Results: Seven infants (birth weight 723 ± 247 g, gestation 25.3 ± 3.4 weeks) were treated with rescue fortification with HMHMF. All infants were transitioned off parenteral nutrition (PN) without relapse of GI symptoms. Growth rate, protein, and calorie intakes improved with the use of HMHMF.
Conclusions: Very low birth weight and preterm infants with GI intolerance to BHMF were successfully rescued with use of HMHMF. Improvements in growth were achieved without need for supplementation with PN through achievement of sufficient enteral calorie and protein intakes."[résumé de l'auteur]
in Breastfeeding Medicine > Vol 12, n°9 (Novembre 2017) . - pp. 570-573[article]Initiative des Amis des Bébés : indicateurs de résultats pour les Dix conditions et le code de l'OMS pour les hôpitaux et les services de santé communautaire / CCA Comité Canadien pour l'Allaitement
PermalinkMieux vivre avec notre enfant de la grossesse à deux ans / Nicole Doré
PermalinkPsychometric Assessment and Precision Remodeling of the Iowa Infant Feeding Attitude Scale to Improve Clinical Use and Efficacy Among Prenatal Women in Canada / Nouf M. AlKusayer in Journal of Human Lactation, Vol. 34, n°1 (Février 2018)
PermalinkPublic Attitudes Toward Breastfeeding in Public Places in Ottawa, Canada / Katherine Russell in Journal of Human Lactation, Vol. 33, n°2 (Mai 2017)

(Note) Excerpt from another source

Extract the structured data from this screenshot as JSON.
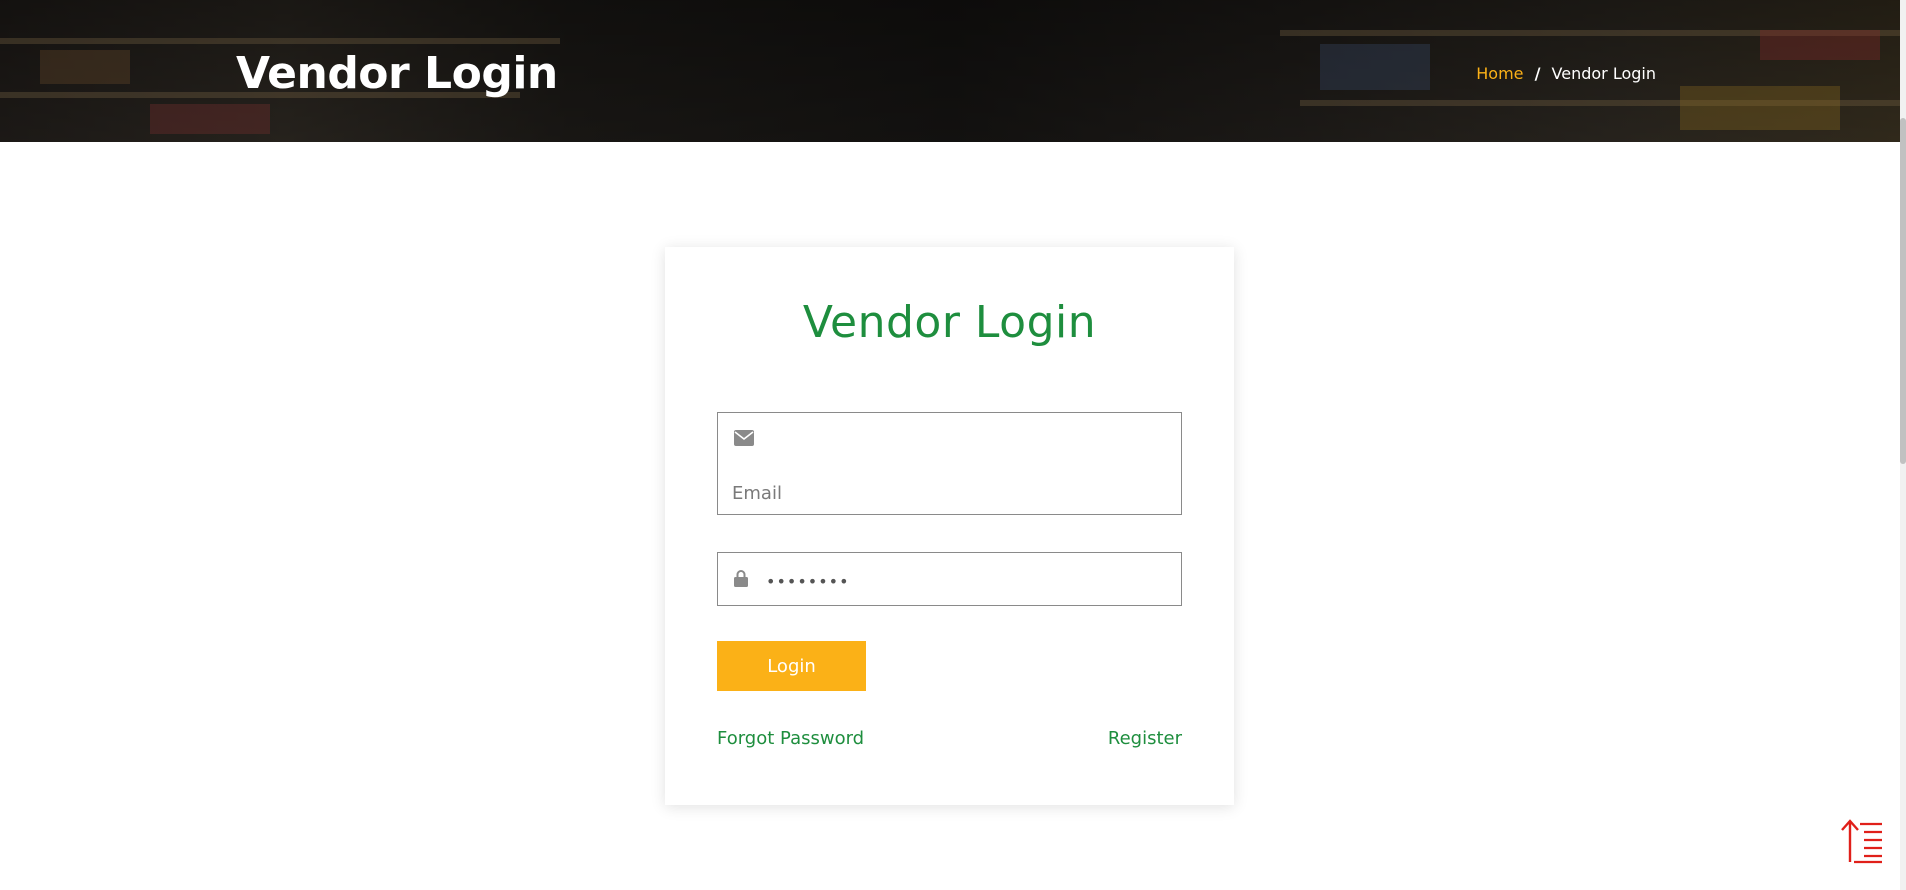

PermalinkThe Effect of Breastfeeding Education on Adolescent Beliefs and Attitudes: A Randomized School Intervention in the Canadian Ojibwa Community of Sagkeeng / PJ Martens in Journal of Human Lactation, Vol.17 n°3 (Août 2001)